**Task:**
Please reproduce each line of the data below exactly as shown.

**Study material:**
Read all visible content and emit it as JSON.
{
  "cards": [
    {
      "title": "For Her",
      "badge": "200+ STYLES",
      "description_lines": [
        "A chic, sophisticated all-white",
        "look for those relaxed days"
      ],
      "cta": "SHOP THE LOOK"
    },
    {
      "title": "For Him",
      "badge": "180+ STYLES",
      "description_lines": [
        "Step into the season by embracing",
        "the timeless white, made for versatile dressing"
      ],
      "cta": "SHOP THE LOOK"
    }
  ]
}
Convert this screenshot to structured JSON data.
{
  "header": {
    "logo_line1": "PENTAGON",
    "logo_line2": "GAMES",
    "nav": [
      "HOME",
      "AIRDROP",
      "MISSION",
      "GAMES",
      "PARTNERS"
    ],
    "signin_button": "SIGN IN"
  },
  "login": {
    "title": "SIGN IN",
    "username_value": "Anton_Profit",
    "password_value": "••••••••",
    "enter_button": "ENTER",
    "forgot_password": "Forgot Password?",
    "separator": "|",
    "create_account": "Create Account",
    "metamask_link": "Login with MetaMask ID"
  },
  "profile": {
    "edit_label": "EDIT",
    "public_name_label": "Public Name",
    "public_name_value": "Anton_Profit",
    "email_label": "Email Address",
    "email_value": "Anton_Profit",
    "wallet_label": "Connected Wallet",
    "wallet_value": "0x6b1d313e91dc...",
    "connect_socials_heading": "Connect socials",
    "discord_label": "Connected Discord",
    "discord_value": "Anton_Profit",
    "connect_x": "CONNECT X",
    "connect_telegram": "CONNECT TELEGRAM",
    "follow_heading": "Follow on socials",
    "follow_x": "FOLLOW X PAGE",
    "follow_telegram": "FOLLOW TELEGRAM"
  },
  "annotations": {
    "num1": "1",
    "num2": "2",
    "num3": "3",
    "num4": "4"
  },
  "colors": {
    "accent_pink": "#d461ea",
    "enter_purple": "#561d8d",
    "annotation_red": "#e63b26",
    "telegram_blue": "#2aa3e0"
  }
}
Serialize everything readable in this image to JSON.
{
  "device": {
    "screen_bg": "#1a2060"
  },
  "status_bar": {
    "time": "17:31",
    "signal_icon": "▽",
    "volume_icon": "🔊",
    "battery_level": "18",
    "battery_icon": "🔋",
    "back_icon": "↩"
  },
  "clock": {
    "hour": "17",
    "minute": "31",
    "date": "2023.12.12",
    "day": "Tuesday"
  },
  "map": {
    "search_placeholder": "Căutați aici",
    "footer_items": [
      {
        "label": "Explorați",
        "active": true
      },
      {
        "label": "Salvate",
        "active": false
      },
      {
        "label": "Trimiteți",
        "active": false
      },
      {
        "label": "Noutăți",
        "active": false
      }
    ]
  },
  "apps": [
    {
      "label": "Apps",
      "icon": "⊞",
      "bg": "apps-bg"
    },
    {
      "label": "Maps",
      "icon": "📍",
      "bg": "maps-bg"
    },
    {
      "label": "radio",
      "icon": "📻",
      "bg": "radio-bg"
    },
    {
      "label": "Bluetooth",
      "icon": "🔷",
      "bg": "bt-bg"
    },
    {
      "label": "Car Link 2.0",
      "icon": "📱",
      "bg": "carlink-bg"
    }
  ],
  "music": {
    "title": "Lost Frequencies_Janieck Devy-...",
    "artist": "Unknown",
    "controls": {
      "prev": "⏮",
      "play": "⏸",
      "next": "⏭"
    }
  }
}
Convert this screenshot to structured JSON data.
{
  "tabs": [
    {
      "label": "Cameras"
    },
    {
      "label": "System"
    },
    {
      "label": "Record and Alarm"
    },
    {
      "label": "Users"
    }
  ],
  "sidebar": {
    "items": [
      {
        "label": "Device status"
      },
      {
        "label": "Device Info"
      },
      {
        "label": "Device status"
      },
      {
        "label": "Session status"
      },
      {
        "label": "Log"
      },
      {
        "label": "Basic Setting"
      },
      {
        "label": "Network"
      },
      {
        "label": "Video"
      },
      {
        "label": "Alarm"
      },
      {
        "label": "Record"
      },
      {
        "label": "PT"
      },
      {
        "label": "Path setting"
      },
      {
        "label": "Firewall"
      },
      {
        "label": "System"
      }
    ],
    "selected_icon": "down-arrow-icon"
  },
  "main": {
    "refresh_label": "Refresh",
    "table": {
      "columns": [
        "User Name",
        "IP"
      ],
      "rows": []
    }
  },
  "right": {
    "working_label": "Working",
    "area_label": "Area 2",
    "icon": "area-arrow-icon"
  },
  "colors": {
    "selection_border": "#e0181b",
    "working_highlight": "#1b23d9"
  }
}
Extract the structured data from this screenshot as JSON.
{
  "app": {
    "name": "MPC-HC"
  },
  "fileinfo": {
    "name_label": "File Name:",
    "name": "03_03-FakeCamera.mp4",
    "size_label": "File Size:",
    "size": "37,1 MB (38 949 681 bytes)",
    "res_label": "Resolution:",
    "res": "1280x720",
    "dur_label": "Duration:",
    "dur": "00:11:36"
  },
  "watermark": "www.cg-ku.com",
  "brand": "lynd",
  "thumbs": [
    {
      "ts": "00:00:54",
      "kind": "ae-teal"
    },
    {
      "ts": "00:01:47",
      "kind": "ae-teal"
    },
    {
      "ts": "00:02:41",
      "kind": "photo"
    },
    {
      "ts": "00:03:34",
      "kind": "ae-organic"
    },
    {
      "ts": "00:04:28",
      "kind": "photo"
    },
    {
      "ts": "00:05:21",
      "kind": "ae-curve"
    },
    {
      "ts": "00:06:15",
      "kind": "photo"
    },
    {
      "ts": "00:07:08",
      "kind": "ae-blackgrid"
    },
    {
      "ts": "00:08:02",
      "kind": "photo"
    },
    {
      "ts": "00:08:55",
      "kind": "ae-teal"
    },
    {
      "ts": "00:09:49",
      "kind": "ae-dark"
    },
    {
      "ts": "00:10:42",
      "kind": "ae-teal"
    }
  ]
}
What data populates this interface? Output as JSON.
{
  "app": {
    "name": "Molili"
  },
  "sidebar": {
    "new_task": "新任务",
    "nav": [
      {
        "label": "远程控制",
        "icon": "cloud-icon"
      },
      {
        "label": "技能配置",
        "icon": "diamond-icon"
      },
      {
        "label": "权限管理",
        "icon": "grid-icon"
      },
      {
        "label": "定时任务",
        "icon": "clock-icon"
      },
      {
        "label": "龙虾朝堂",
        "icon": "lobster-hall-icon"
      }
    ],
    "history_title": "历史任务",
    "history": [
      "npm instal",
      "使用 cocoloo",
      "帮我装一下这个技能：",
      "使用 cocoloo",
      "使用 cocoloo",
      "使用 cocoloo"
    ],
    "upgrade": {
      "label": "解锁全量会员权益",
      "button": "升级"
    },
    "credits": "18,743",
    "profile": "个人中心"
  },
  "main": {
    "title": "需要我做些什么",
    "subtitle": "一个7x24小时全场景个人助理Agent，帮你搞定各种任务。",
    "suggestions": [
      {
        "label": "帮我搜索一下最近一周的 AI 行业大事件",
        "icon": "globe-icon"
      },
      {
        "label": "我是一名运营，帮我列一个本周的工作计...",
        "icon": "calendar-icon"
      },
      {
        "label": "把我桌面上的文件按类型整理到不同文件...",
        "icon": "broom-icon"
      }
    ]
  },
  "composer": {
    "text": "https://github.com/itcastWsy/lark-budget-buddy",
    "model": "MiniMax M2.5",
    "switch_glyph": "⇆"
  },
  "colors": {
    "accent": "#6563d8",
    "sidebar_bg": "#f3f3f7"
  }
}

**Result for this exercise:**
Read all visible content and emit it as JSON.
{
  "cards": [
    {
      "title": "For Her",
      "badge": "200+ STYLES",
      "description_lines": [
        "A chic, sophisticated all-white",
        "look for those relaxed days"
      ],
      "cta": "SHOP THE LOOK"
    },
    {
      "title": "For Him",
      "badge": "180+ STYLES",
      "description_lines": [
        "Step into the season by embracing",
        "the timeless white, made for versatile dressing"
      ],
      "cta": "SHOP THE LOOK"
    }
  ]
}
Convert this screenshot to structured JSON data.
{
  "header": {
    "logo_line1": "PENTAGON",
    "logo_line2": "GAMES",
    "nav": [
      "HOME",
      "AIRDROP",
      "MISSION",
      "GAMES",
      "PARTNERS"
    ],
    "signin_button": "SIGN IN"
  },
  "login": {
    "title": "SIGN IN",
    "username_value": "Anton_Profit",
    "password_value": "••••••••",
    "enter_button": "ENTER",
    "forgot_password": "Forgot Password?",
    "separator": "|",
    "create_account": "Create Account",
    "metamask_link": "Login with MetaMask ID"
  },
  "profile": {
    "edit_label": "EDIT",
    "public_name_label": "Public Name",
    "public_name_value": "Anton_Profit",
    "email_label": "Email Address",
    "email_value": "Anton_Profit",
    "wallet_label": "Connected Wallet",
    "wallet_value": "0x6b1d313e91dc...",
    "connect_socials_heading": "Connect socials",
    "discord_label": "Connected Discord",
    "discord_value": "Anton_Profit",
    "connect_x": "CONNECT X",
    "connect_telegram": "CONNECT TELEGRAM",
    "follow_heading": "Follow on socials",
    "follow_x": "FOLLOW X PAGE",
    "follow_telegram": "FOLLOW TELEGRAM"
  },
  "annotations": {
    "num1": "1",
    "num2": "2",
    "num3": "3",
    "num4": "4"
  },
  "colors": {
    "accent_pink": "#d461ea",
    "enter_purple": "#561d8d",
    "annotation_red": "#e63b26",
    "telegram_blue": "#2aa3e0"
  }
}
Serialize everything readable in this image to JSON.
{
  "device": {
    "screen_bg": "#1a2060"
  },
  "status_bar": {
    "time": "17:31",
    "signal_icon": "▽",
    "volume_icon": "🔊",
    "battery_level": "18",
    "battery_icon": "🔋",
    "back_icon": "↩"
  },
  "clock": {
    "hour": "17",
    "minute": "31",
    "date": "2023.12.12",
    "day": "Tuesday"
  },
  "map": {
    "search_placeholder": "Căutați aici",
    "footer_items": [
      {
        "label": "Explorați",
        "active": true
      },
      {
        "label": "Salvate",
        "active": false
      },
      {
        "label": "Trimiteți",
        "active": false
      },
      {
        "label": "Noutăți",
        "active": false
      }
    ]
  },
  "apps": [
    {
      "label": "Apps",
      "icon": "⊞",
      "bg": "apps-bg"
    },
    {
      "label": "Maps",
      "icon": "📍",
      "bg": "maps-bg"
    },
    {
      "label": "radio",
      "icon": "📻",
      "bg": "radio-bg"
    },
    {
      "label": "Bluetooth",
      "icon": "🔷",
      "bg": "bt-bg"
    },
    {
      "label": "Car Link 2.0",
      "icon": "📱",
      "bg": "carlink-bg"
    }
  ],
  "music": {
    "title": "Lost Frequencies_Janieck Devy-...",
    "artist": "Unknown",
    "controls": {
      "prev": "⏮",
      "play": "⏸",
      "next": "⏭"
    }
  }
}
Convert this screenshot to structured JSON data.
{
  "tabs": [
    {
      "label": "Cameras"
    },
    {
      "label": "System"
    },
    {
      "label": "Record and Alarm"
    },
    {
      "label": "Users"
    }
  ],
  "sidebar": {
    "items": [
      {
        "label": "Device status"
      },
      {
        "label": "Device Info"
      },
      {
        "label": "Device status"
      },
      {
        "label": "Session status"
      },
      {
        "label": "Log"
      },
      {
        "label": "Basic Setting"
      },
      {
        "label": "Network"
      },
      {
        "label": "Video"
      },
      {
        "label": "Alarm"
      },
      {
        "label": "Record"
      },
      {
        "label": "PT"
      },
      {
        "label": "Path setting"
      },
      {
        "label": "Firewall"
      },
      {
        "label": "System"
      }
    ],
    "selected_icon": "down-arrow-icon"
  },
  "main": {
    "refresh_label": "Refresh",
    "table": {
      "columns": [
        "User Name",
        "IP"
      ],
      "rows": []
    }
  },
  "right": {
    "working_label": "Working",
    "area_label": "Area 2",
    "icon": "area-arrow-icon"
  },
  "colors": {
    "selection_border": "#e0181b",
    "working_highlight": "#1b23d9"
  }
}
Extract the structured data from this screenshot as JSON.
{
  "app": {
    "name": "MPC-HC"
  },
  "fileinfo": {
    "name_label": "File Name:",
    "name": "03_03-FakeCamera.mp4",
    "size_label": "File Size:",
    "size": "37,1 MB (38 949 681 bytes)",
    "res_label": "Resolution:",
    "res": "1280x720",
    "dur_label": "Duration:",
    "dur": "00:11:36"
  },
  "watermark": "www.cg-ku.com",
  "brand": "lynd",
  "thumbs": [
    {
      "ts": "00:00:54",
      "kind": "ae-teal"
    },
    {
      "ts": "00:01:47",
      "kind": "ae-teal"
    },
    {
      "ts": "00:02:41",
      "kind": "photo"
    },
    {
      "ts": "00:03:34",
      "kind": "ae-organic"
    },
    {
      "ts": "00:04:28",
      "kind": "photo"
    },
    {
      "ts": "00:05:21",
      "kind": "ae-curve"
    },
    {
      "ts": "00:06:15",
      "kind": "photo"
    },
    {
      "ts": "00:07:08",
      "kind": "ae-blackgrid"
    },
    {
      "ts": "00:08:02",
      "kind": "photo"
    },
    {
      "ts": "00:08:55",
      "kind": "ae-teal"
    },
    {
      "ts": "00:09:49",
      "kind": "ae-dark"
    },
    {
      "ts": "00:10:42",
      "kind": "ae-teal"
    }
  ]
}
What data populates this interface? Output as JSON.
{
  "app": {
    "name": "Molili"
  },
  "sidebar": {
    "new_task": "新任务",
    "nav": [
      {
        "label": "远程控制",
        "icon": "cloud-icon"
      },
      {
        "label": "技能配置",
        "icon": "diamond-icon"
      },
      {
        "label": "权限管理",
        "icon": "grid-icon"
      },
      {
        "label": "定时任务",
        "icon": "clock-icon"
      },
      {
        "label": "龙虾朝堂",
        "icon": "lobster-hall-icon"
      }
    ],
    "history_title": "历史任务",
    "history": [
      "npm instal",
      "使用 cocoloo",
      "帮我装一下这个技能：",
      "使用 cocoloo",
      "使用 cocoloo",
      "使用 cocoloo"
    ],
    "upgrade": {
      "label": "解锁全量会员权益",
      "button": "升级"
    },
    "credits": "18,743",
    "profile": "个人中心"
  },
  "main": {
    "title": "需要我做些什么",
    "subtitle": "一个7x24小时全场景个人助理Agent，帮你搞定各种任务。",
    "suggestions": [
      {
        "label": "帮我搜索一下最近一周的 AI 行业大事件",
        "icon": "globe-icon"
      },
      {
        "label": "我是一名运营，帮我列一个本周的工作计...",
        "icon": "calendar-icon"
      },
      {
        "label": "把我桌面上的文件按类型整理到不同文件...",
        "icon": "broom-icon"
      }
    ]
  },
  "composer": {
    "text": "https://github.com/itcastWsy/lark-budget-buddy",
    "model": "MiniMax M2.5",
    "switch_glyph": "⇆"
  },
  "colors": {
    "accent": "#6563d8",
    "sidebar_bg": "#f3f3f7"
  }
}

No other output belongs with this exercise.